You’ll get a great start in an oceanography career by taking as many math, English and science courses as possible.
Take chemistry, zoology, and any or all of the physical science and earth science courses your school offers. You should also study geology, physics, marine biology and oceanography (of course).
If your high school doesn’t have some of these courses available, contact the local colleges and universities in your area; chances are one (or several) of them will (And if they don’t, ask the science department for recommended courses that can be taken online that other schools may offer). Many universities have special or early start programs which enable top and promising high school students classes for college credit.
Sign up for calculus, trigonometry and all the algebra and geometry you can handle. And you’ll need to learn the metric system!
English composition, business and technical writing and even oral communication classes are highly recommended. Why? Because as an oceanographer, you’ll still be writing reports, research papers and may have to give speeches!
Doing grant proposals, lab and field notes and progress reports will be part of your world.
And of course, learn all the computer skills you can (particularly putting together and maintaining databases, spreadsheets and documents).
Fluency in a couple of foreign languages will come in handy in order to read about studies conducted in other countries (If you have the ability for it, try Russian, German or Chinese!).
Having some mechanical and drawing ability will be useful in some oceanography fields, as will some knowledge of electronics (You may be doing illustrations or working with specialized equipment).
What kind of oceanographer do you want to be? There are several different types: If you would love being a marine biologist, you’ll be studying the animals and plants that live in the ocean.
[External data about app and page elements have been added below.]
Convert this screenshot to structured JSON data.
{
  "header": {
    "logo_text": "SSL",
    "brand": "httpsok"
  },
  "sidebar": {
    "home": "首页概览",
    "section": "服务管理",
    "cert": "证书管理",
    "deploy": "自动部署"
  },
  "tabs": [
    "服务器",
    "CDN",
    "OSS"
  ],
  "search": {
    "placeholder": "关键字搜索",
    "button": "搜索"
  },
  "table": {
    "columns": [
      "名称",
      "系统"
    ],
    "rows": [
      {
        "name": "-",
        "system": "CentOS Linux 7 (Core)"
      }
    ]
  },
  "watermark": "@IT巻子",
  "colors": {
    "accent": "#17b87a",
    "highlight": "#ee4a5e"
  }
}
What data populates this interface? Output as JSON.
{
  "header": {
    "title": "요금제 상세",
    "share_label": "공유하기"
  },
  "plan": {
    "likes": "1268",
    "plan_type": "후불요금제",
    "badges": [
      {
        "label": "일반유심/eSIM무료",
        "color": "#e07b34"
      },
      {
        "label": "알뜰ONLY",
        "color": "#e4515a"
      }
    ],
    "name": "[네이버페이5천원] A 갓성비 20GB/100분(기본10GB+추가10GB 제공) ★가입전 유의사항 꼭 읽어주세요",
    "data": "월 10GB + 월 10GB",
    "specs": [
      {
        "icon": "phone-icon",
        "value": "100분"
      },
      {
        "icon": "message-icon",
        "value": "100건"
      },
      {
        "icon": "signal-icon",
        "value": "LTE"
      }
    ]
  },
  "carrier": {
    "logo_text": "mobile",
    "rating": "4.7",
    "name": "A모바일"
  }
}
A physical oceanographer deals with and studies waves, currents and tides. Chemical oceanographers study and research the chemicals and composition of seawater, while marine geologists study the rocks beneath the sea, the ocean’s sand and mud, and how the shores are formed (and their history).
Oceanographers may also work in and for a variety of places, such as institutions that deal exclusively with the sea. They can teach at universities or be employed at government agencies.
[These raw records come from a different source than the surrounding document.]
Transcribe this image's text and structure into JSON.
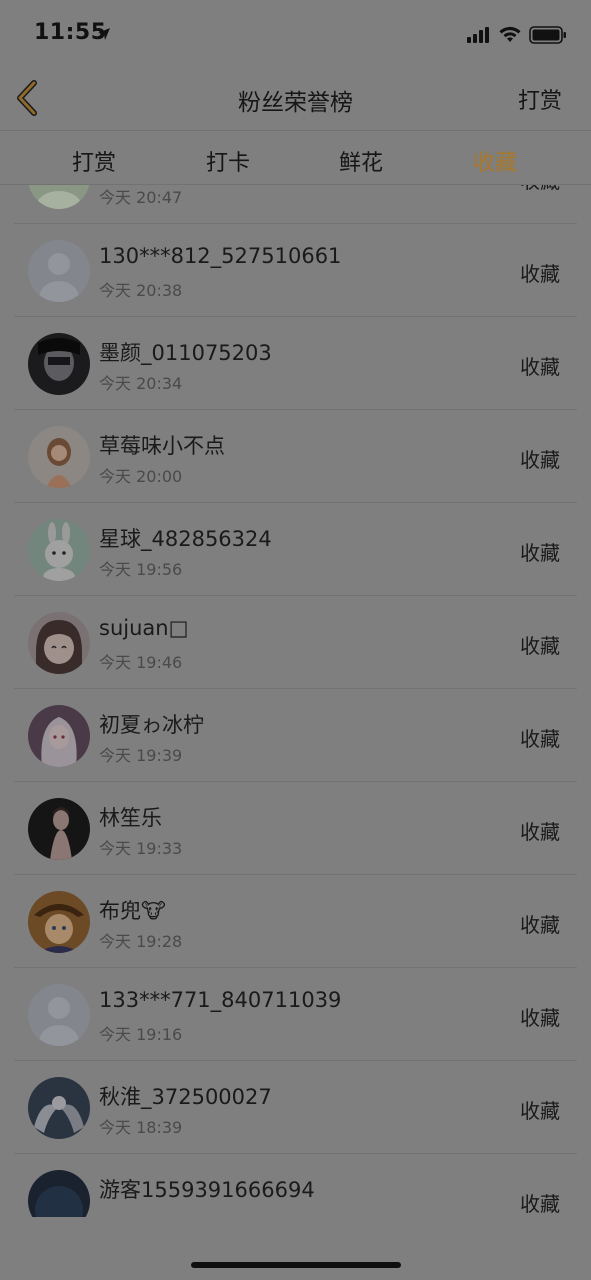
{
  "status_bar": {
    "time": "11:55"
  },
  "nav": {
    "title": "粉丝荣誉榜",
    "action_label": "打赏"
  },
  "tabs": [
    {
      "label": "打赏",
      "active": false
    },
    {
      "label": "打卡",
      "active": false
    },
    {
      "label": "鲜花",
      "active": false
    },
    {
      "label": "收藏",
      "active": true
    }
  ],
  "list": {
    "items": [
      {
        "name": "",
        "time": "今天 20:47",
        "action": "收藏",
        "avatar": "avatar-partial"
      },
      {
        "name": "130***812_527510661",
        "time": "今天 20:38",
        "action": "收藏",
        "avatar": "default-avatar"
      },
      {
        "name": "墨颜_011075203",
        "time": "今天 20:34",
        "action": "收藏",
        "avatar": "dark-anime-avatar"
      },
      {
        "name": "草莓味小不点",
        "time": "今天 20:00",
        "action": "收藏",
        "avatar": "girl-photo-avatar"
      },
      {
        "name": "星球_482856324",
        "time": "今天 19:56",
        "action": "收藏",
        "avatar": "bunny-avatar"
      },
      {
        "name": "sujuan□",
        "time": "今天 19:46",
        "action": "收藏",
        "avatar": "anime-girl-avatar"
      },
      {
        "name": "初夏ゎ冰柠",
        "time": "今天 19:39",
        "action": "收藏",
        "avatar": "anime-white-hair-avatar"
      },
      {
        "name": "林笙乐",
        "time": "今天 19:33",
        "action": "收藏",
        "avatar": "woman-photo-avatar"
      },
      {
        "name": "布兜🐮",
        "time": "今天 19:28",
        "action": "收藏",
        "avatar": "detective-avatar"
      },
      {
        "name": "133***771_840711039",
        "time": "今天 19:16",
        "action": "收藏",
        "avatar": "default-avatar"
      },
      {
        "name": "秋淮_372500027",
        "time": "今天 18:39",
        "action": "收藏",
        "avatar": "angel-avatar"
      },
      {
        "name": "游客1559391666694",
        "time": "",
        "action": "收藏",
        "avatar": "night-sky-avatar"
      }
    ]
  }
}
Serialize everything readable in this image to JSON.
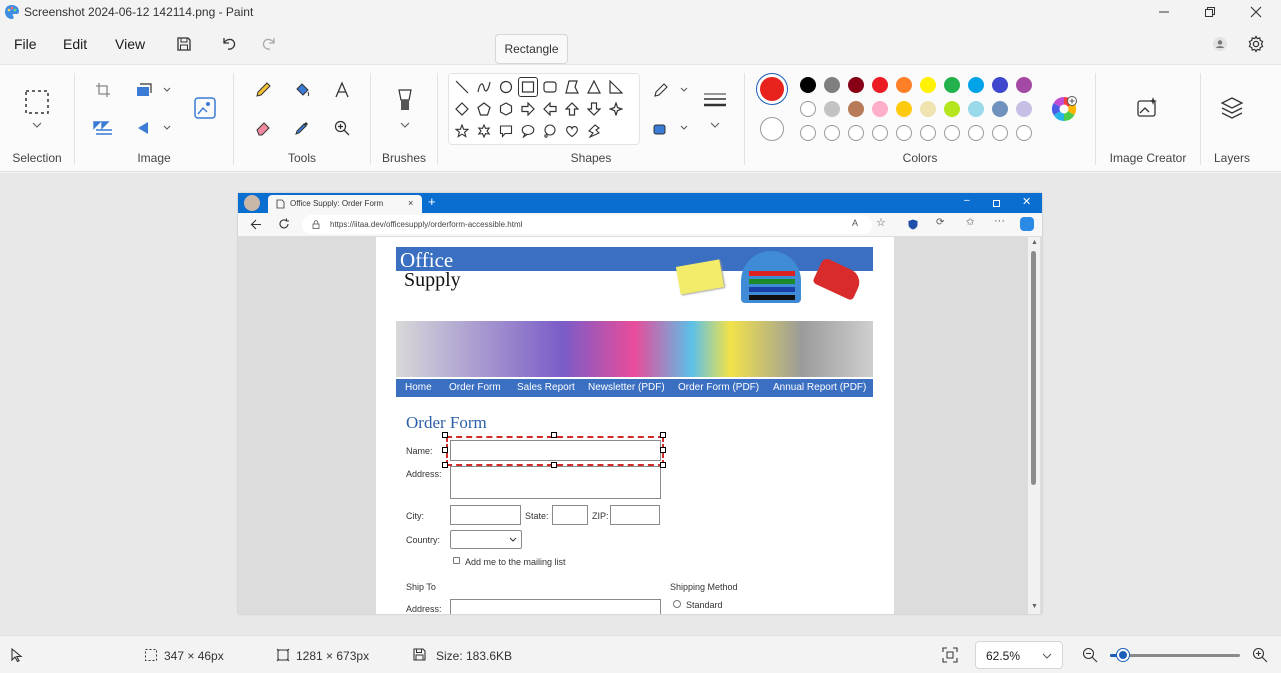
{
  "window": {
    "title": "Screenshot 2024-06-12 142114.png - Paint"
  },
  "menu": {
    "file": "File",
    "edit": "Edit",
    "view": "View"
  },
  "ribbon": {
    "groups": {
      "selection": "Selection",
      "image": "Image",
      "tools": "Tools",
      "brushes": "Brushes",
      "shapes": "Shapes",
      "colors": "Colors",
      "image_creator": "Image Creator",
      "layers": "Layers"
    },
    "tooltip": "Rectangle",
    "primary_color": "#e8231d",
    "secondary_color": "#ffffff",
    "palette_row1": [
      "#000000",
      "#7f7f7f",
      "#880015",
      "#ed1c24",
      "#ff7f27",
      "#fff200",
      "#22b14c",
      "#00a2e8",
      "#3f48cc",
      "#a349a4"
    ],
    "palette_row2": [
      "#ffffff",
      "#c3c3c3",
      "#b97a57",
      "#ffaec9",
      "#ffc90e",
      "#efe4b0",
      "#b5e61d",
      "#99d9ea",
      "#7092be",
      "#c8bfe7"
    ]
  },
  "browser": {
    "tab_title": "Office Supply: Order Form",
    "url": "https://iitaa.dev/officesupply/orderform-accessible.html"
  },
  "site": {
    "brand_line1": "Office",
    "brand_line2": "Supply",
    "nav": [
      "Home",
      "Order Form",
      "Sales Report",
      "Newsletter (PDF)",
      "Order Form (PDF)",
      "Annual Report (PDF)"
    ],
    "form_title": "Order Form",
    "labels": {
      "name": "Name:",
      "address": "Address:",
      "city": "City:",
      "state": "State:",
      "zip": "ZIP:",
      "country": "Country:",
      "mailing": "Add me to the mailing list",
      "ship_to": "Ship To",
      "ship_address": "Address:",
      "shipping_method": "Shipping Method",
      "standard": "Standard"
    }
  },
  "status": {
    "selection_size": "347 × 46px",
    "canvas_size": "1281 × 673px",
    "file_size": "Size: 183.6KB",
    "zoom": "62.5%",
    "zoom_level": 0.1
  }
}
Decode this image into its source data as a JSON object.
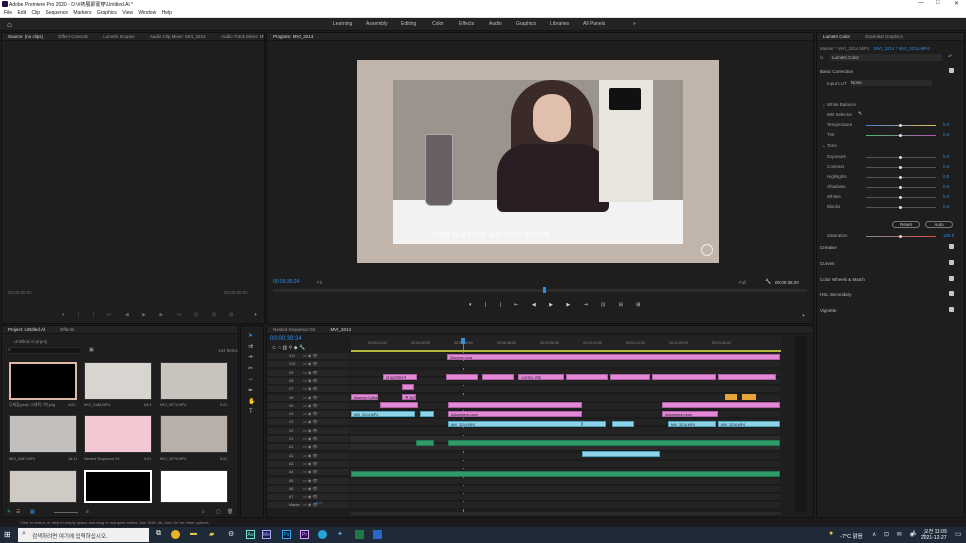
{
  "window": {
    "title": "Adobe Premiere Pro 2020 - D:\\#熱展即寰穿\\Untitled.Al *",
    "controls": [
      "—",
      "□",
      "✕"
    ]
  },
  "menu": [
    "File",
    "Edit",
    "Clip",
    "Sequence",
    "Markers",
    "Graphics",
    "View",
    "Window",
    "Help"
  ],
  "workspaces": [
    "Learning",
    "Assembly",
    "Editing",
    "Color",
    "Effects",
    "Audio",
    "Graphics",
    "Libraries",
    "All Panels"
  ],
  "source_panel": {
    "tabs": [
      "Source: (no clips)",
      "Effect Controls",
      "Lumetri Scopes",
      "Audio Clip Mixer: MVI_3214",
      "Audio Track Mixer: MV"
    ],
    "timecode_left": "00:00:00:00",
    "timecode_right": "00:00:00:00"
  },
  "program_panel": {
    "tab": "Program: MVI_3214",
    "timecode": "00:00:39:24",
    "fit": "Fit",
    "fit_right": "Full",
    "duration": "00:00:35:20",
    "subtitle": "사계절 내내 커피를 즐겨 마시는 편이지만"
  },
  "project_panel": {
    "tabs": [
      "Project: Untitled.Al",
      "Effects"
    ],
    "file": "Untitled.Al.prproj",
    "item_count": "134 Items",
    "items": [
      {
        "label": "무제집(psd)□그래픽.□백.png",
        "dur": "4:00"
      },
      {
        "label": "MVI_3188.MP4",
        "dur": "54:3"
      },
      {
        "label": "MVI_3071.MP4",
        "dur": "9:21"
      },
      {
        "label": "MVI_3087.MP4",
        "dur": "16:11"
      },
      {
        "label": "Nested Sequence 03",
        "dur": "3:01"
      },
      {
        "label": "MVI_3079.MP4",
        "dur": "8:02"
      }
    ]
  },
  "timeline": {
    "tabs": [
      "Nested Sequence 03",
      "MVI_3214"
    ],
    "timecode": "00:00:39:24",
    "ruler": [
      "00:00:24:00",
      "00:00:32:00",
      "00:00:40:00",
      "00:00:48:00",
      "00:00:56:00",
      "00:01:04:00",
      "00:01:12:00",
      "00:01:20:00",
      "00:01:28:00"
    ],
    "tracks": [
      "V11",
      "V10",
      "V9",
      "V8",
      "V7",
      "V6",
      "V5",
      "V4",
      "V3",
      "V2",
      "V1",
      "A1",
      "A2",
      "A3",
      "A4",
      "A5",
      "A6",
      "A7",
      "Master"
    ],
    "master_value": "0.0",
    "clips_text": [
      "Shipping Long",
      "내 트리메이션",
      "백 트리니",
      "스타벅스 커피",
      "Morning Coffee",
      "Adjustment Layer",
      "MVI_3214.MP4",
      "MVI_3216.MP4"
    ]
  },
  "lumetri": {
    "tabs": [
      "Lumetri Color",
      "Essential Graphics"
    ],
    "master": "Master * MVI_3214.MP4",
    "target": "MVI_3214 * MVI_3214.MP4",
    "preset": "Lumetri Color",
    "sections": [
      "Basic Correction",
      "Creative",
      "Curves",
      "Color Wheels & Match",
      "HSL Secondary",
      "Vignette"
    ],
    "input_lut": "None",
    "rows": [
      {
        "name": "Temperature",
        "value": "0.0"
      },
      {
        "name": "Tint",
        "value": "0.0"
      },
      {
        "name": "Exposure",
        "value": "0.0"
      },
      {
        "name": "Contrast",
        "value": "0.0"
      },
      {
        "name": "Highlights",
        "value": "0.0"
      },
      {
        "name": "Shadows",
        "value": "0.0"
      },
      {
        "name": "Whites",
        "value": "0.0"
      },
      {
        "name": "Blacks",
        "value": "0.0"
      },
      {
        "name": "Saturation",
        "value": "100.0"
      }
    ],
    "reset": "Reset",
    "auto": "Auto"
  },
  "status": "Click to select, or click in empty space and drag to marquee select. Use Shift, Alt, and Ctrl for other options.",
  "taskbar": {
    "search_placeholder": "검색하려면 여기에 입력하십시오.",
    "weather": "-7°C 맑음",
    "time": "오전 11:09",
    "date": "2021-12-27",
    "lang": "A"
  }
}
Now all of the abovementioned courses will set you firmly on your path, but bear in mind that the minimum educational requirement for an oceanography career is a bachelor’s degree.
For research and teaching positions, graduate training in oceanography or one of the basic sciences is required.
Many oceanographers have a doctor’s degree in their field.
Be prepared for a lot of homework!